From this catbird’s seat, the SportsLifer sees nine active players heading for the Hall of Fame.
Criteria for consideration includes at least a 10-year, major league resume. Players linked to steroids, who might otherwise be Cooperstown bound, are instead banished to the Mark McGwire waiting room.
The list of nine HOFers includes three infielders, three outfielders and three pitchers, two of them relievers. There are three other players on the cusp who will merit strong consideration by voters.
Of note, Pedro Martinez will qualify for this list once he takes the mound for the Phillies. He’s currently on the disabled list and hasn’t pitched yet this year.
Albert Pujols and Ichiro Suzuki, each with nine years of service, will certainly be added to this list next year.
Lastly…and sadly…are five other players who would have made the list but for the needle and the damage done.
Hall of Famers
Ken Griffey, Jr, OF — Active leader, 5th all time with 621 HRs, 1798 RBIs, .286 BA, 184 SBs, 1997 AL MVP, played for Mariners and Reds, shown left
Vladimir Guerrero, OF — 396 HRs, 1289 RBIs, .322 lifetime BA, stole 175 bases, AL MVP with Angels in 2004
Trevor Hoffman, RP — All-time saves leader with 575, 2.76 ERA, played primarily for Padres, now with Brewers
Derek Jeter, SS — Captain of the Yankees, four-time World Champion, .316 lifetime BA, 216 HRs, 1039 RBIs, 292 stolen bases
Randy Johnson, P — The Big Unit, 303 lifetime wins, second all-time in strikeouts with 4867, five-time Cy Young award winner with Mariners and D’Backs

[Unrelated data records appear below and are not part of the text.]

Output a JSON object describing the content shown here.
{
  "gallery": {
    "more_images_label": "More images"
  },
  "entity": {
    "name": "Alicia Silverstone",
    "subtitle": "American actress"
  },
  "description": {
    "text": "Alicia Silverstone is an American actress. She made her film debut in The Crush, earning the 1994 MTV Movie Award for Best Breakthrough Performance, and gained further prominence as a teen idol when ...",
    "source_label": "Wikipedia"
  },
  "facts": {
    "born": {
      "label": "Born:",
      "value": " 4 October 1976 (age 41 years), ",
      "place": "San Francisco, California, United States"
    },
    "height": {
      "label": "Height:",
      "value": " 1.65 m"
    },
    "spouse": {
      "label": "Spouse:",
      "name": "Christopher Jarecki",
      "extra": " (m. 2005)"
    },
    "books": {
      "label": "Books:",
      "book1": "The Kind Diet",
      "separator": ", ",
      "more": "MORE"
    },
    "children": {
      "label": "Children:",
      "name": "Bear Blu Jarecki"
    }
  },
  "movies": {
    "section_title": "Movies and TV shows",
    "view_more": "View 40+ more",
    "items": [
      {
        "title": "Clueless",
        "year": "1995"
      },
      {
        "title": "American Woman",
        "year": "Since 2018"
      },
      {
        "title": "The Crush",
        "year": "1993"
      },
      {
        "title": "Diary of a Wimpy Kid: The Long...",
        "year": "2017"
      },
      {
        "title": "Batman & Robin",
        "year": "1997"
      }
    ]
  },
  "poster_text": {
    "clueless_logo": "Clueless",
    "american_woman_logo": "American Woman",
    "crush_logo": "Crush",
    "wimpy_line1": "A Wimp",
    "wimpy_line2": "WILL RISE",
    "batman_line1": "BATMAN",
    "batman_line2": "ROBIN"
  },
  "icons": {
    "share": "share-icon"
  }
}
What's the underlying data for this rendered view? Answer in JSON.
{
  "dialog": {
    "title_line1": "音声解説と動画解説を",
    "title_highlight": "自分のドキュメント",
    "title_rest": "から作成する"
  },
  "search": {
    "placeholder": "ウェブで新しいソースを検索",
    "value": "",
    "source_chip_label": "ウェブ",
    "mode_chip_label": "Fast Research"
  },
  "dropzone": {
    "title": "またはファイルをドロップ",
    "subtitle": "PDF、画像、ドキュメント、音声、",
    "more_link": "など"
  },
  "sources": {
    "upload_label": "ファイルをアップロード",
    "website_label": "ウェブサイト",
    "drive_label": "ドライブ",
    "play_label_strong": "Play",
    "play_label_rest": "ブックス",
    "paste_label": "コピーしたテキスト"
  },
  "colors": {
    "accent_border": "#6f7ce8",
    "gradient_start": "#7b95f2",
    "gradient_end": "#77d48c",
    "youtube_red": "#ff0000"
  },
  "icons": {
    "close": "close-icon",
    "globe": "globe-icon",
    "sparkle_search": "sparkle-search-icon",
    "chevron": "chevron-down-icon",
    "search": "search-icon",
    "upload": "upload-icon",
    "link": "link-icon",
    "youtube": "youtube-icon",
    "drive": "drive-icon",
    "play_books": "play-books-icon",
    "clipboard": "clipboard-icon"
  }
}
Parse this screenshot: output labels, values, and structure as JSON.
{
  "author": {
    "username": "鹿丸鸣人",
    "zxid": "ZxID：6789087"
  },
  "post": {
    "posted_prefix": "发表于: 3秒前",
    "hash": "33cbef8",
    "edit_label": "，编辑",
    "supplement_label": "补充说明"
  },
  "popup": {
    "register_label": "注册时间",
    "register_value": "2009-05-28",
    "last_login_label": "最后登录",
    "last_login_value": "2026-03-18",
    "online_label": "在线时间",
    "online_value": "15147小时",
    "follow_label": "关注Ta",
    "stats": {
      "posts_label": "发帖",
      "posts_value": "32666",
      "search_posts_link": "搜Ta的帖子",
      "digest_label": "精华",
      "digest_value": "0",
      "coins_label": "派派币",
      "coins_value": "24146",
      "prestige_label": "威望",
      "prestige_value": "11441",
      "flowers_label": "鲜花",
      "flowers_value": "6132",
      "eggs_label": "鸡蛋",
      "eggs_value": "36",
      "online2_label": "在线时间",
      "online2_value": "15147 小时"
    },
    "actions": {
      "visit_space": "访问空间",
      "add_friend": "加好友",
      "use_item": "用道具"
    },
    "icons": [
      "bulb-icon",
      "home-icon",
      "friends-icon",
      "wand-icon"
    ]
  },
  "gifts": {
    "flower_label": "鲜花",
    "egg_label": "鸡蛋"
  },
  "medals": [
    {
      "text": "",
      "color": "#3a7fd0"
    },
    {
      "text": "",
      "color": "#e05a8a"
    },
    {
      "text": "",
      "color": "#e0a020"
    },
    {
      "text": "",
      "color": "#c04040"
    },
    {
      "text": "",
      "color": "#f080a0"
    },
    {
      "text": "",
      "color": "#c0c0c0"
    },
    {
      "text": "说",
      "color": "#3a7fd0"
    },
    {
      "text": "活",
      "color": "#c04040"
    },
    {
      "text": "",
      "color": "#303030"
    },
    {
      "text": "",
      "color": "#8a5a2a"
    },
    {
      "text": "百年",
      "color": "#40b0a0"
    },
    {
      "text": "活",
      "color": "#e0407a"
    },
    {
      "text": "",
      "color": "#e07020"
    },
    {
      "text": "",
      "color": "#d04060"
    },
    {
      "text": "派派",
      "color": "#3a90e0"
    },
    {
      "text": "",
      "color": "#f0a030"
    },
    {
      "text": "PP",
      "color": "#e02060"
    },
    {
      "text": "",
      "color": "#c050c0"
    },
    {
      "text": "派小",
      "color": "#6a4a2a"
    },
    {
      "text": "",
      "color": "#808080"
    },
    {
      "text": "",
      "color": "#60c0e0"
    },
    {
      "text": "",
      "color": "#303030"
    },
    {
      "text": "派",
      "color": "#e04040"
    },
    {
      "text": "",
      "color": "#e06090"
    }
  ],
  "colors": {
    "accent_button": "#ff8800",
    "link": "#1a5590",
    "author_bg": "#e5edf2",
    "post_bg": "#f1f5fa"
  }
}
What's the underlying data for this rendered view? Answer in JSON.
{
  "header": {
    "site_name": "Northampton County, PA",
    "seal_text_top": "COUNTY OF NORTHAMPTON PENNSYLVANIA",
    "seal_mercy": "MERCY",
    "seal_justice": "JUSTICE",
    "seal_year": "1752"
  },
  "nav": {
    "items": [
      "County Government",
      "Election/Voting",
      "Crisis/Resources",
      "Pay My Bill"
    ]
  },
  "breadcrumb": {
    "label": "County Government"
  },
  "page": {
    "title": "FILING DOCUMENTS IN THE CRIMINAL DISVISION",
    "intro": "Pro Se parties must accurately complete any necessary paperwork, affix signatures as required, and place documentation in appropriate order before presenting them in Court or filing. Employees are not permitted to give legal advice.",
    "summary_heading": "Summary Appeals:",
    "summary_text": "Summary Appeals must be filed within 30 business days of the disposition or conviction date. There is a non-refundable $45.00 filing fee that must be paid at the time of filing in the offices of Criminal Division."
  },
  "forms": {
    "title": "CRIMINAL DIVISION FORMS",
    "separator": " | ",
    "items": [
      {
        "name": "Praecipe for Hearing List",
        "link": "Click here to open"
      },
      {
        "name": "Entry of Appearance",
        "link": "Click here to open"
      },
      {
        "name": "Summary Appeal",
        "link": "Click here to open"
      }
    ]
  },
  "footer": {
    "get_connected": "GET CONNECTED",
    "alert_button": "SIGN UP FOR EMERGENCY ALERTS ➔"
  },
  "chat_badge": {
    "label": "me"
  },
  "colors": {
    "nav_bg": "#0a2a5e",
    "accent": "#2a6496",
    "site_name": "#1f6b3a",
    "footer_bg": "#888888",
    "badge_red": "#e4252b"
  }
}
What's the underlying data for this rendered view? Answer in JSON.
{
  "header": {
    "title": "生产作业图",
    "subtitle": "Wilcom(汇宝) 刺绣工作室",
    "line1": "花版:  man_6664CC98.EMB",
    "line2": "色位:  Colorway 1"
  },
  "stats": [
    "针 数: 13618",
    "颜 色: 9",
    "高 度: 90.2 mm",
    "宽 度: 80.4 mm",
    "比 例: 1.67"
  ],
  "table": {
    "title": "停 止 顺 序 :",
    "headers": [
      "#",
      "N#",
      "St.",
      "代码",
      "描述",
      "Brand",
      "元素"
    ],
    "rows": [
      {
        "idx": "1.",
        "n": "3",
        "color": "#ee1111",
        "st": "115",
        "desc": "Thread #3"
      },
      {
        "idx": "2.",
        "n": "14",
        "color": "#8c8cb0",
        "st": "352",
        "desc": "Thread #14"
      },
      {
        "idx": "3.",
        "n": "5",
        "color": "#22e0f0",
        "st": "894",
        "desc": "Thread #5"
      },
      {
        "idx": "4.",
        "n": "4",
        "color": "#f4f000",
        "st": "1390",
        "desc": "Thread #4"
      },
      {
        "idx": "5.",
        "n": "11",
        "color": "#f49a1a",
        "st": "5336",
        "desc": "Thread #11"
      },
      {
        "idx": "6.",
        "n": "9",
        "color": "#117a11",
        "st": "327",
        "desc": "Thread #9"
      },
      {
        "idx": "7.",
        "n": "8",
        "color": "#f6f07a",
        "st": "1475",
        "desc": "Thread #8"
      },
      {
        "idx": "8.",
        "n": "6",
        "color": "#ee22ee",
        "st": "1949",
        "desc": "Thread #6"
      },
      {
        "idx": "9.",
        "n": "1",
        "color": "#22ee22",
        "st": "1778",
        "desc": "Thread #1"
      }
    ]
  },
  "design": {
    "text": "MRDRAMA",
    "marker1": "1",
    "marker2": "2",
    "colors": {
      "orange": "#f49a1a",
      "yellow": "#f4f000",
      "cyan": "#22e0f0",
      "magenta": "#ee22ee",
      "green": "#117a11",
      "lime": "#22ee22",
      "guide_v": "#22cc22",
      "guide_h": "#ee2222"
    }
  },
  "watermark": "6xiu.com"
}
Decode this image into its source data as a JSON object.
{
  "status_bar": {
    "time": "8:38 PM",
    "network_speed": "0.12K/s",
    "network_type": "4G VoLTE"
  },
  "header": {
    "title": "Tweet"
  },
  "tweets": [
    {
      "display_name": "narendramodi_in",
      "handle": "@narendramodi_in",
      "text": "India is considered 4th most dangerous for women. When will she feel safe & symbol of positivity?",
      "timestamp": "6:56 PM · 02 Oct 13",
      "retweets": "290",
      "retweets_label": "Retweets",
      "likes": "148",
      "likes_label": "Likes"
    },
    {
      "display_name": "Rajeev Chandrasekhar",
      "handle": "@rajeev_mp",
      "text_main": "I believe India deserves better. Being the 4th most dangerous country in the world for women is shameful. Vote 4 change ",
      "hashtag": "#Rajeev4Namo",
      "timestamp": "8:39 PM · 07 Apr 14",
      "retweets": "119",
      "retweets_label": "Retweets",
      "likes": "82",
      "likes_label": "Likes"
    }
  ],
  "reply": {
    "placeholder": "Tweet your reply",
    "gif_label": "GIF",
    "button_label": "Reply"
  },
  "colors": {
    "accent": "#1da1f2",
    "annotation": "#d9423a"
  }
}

Chipper Jones, 3B — Played entire career with Braves, 417 HRs, 1416 RBIs, .310 BA, NL MVP in 1999, .364 NL batting champ in 2008
Mariano Rivera, RP — 505 saves, 2.29 lifetime ERA, post-season exploits with Yankees are unsurpassed, 34 saves, 0.80 ERA, 0.87 WHIP
John Smoltz, P — 211 victories, 154 saves, 3.27 lifetime ERA,, earned primarily with the Braves; 1996 NL Cy Young, record 15 post-season wins.
Jim Thome, 1B — 13th on the all-time home run list with 557 dingers, he also has 1545 RBIs for Indians, White Sox, Phillies
Pedro Martinez, P — Just signed with Phillies, three-time Cy Young Award winner with Expos and Red Sox, 214-99, 2.91 lifetime.
On the Cusp
Carlos Delgado, 1B — 473 home runs, 1512 RBIs for this slugger, who played for the Blue Jays and now Mets
Jorge Posada, C — Caught for the Yankees during their late 1990s dynasty, has 231 homers and 916 RBIs…276 BA
Johan Santana, P — 119-58 lifetime, 3.11 ERA, Cy Young winner with Twins in 2004, 2006, now pitches for Mets
Omar Vizquel, SS — Known as a slick fielder with 11 Gold Gloves, he has collected nearly 2,700 hits and 400 SBs
Nine Years And Counting
Albert Pujols, 1B — 353 HRs, 1066 RBIs, .332 BA, NL MVP 2005, 2008 with Cardinals, NL batting champion in 2003
Ichiro Suzuki, OF — 1936 hits, .332 BA, 334 steals, AL MVP in 2001 with Mariners, AL batting champ in 2001, 2004
Pitchers used to finish what they started.
In 1904, Jack Chesbro started 55 games for the New York Highlanders. He finished 48 of them, winning 41 games. All are major league records.
Last year, Arizona’s Brandon Webb led the National League with 4 complete games; Roy Hallady of the Blue Jays had 7.
Cy Young threw 749 complete games in his career; the current major league career leaders are Greg Maddux with 109 and Randy Johnson with 99.
In 1968, the so-called “Year of the Pitcher,” Juan Marichal of the Giants led the majors with 30 complete games. The Tigers’ Denny McLain became the last 30-game winner, and had 28 complete games.
“Nobody trusted anybody in the bullpen,” said McLain, who wound up 31-6. “Three or four of my losses were 2-1 and 1-0.”
In 1975, Catfish Hunter started 39 games for the Yankees and finished 30 of them, the last pitcher to reach that mark in complete games.
The last hurler to record 20 complete games was the Dodgers’ Fernando Valenzuela, in 1986. Randy Johnson was the last to have double figures in 10 CGs, 12 in 1999.
Complete games have become baseball’s lost art.